Keith Lango found this great article about the dying of current media distribution systems:
In fact consumers never really were paying for content, and publishers weren't really selling it either. If the content was what they were selling, why has the price of books or music or movies always depended mostly on the format? Why didn't better content cost more?
Almost every form of publishing has been organized as if the medium was what they were selling, and the content was irrelevant. Book publishers, for example, set prices based on the cost of producing and distributing books. They treat the words printed in the book the same way a textile manufacturer treats the patterns printed on its fabrics.
If audiences were willing to pay more for better content, why wasn't anyone already selling it to them? There was no reason you couldn't have done that in the era of physical media.
Keith then points to this article here which summarizes to:
1. Redefine the market based on the benefits
2. Break the benefits down into scarce and infinite components.
3. Set the infinite components free, syndicate them, make them easy to get -- all to increase the value of the scarce components
4. Charge for the scarce components that are tied to infinite components
and his example is a music band, give their music away, to build their popularity, so they can charge more for concert tickets and commissioned songs because they are so popular.
All interesting ideas and possibilities. Whether their framework (schema) is true remains to be seen, but one thing is sure, holding onto the old ways isn't gonna work forever. The obvious question to me is how do you create your scarcity product that is actually strong enough. In other words what if you are only a mediocre rock band, you have a medium amount of fans, but you're not big enough to ever sell expensive tickets, because you not big enough to have enough fans in one area of the planet.
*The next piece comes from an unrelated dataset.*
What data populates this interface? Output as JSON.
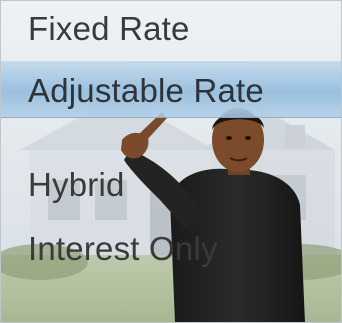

It's such a long way to get to the point where you find out if you will or will not get paid.
Definitely some things worth thinking about.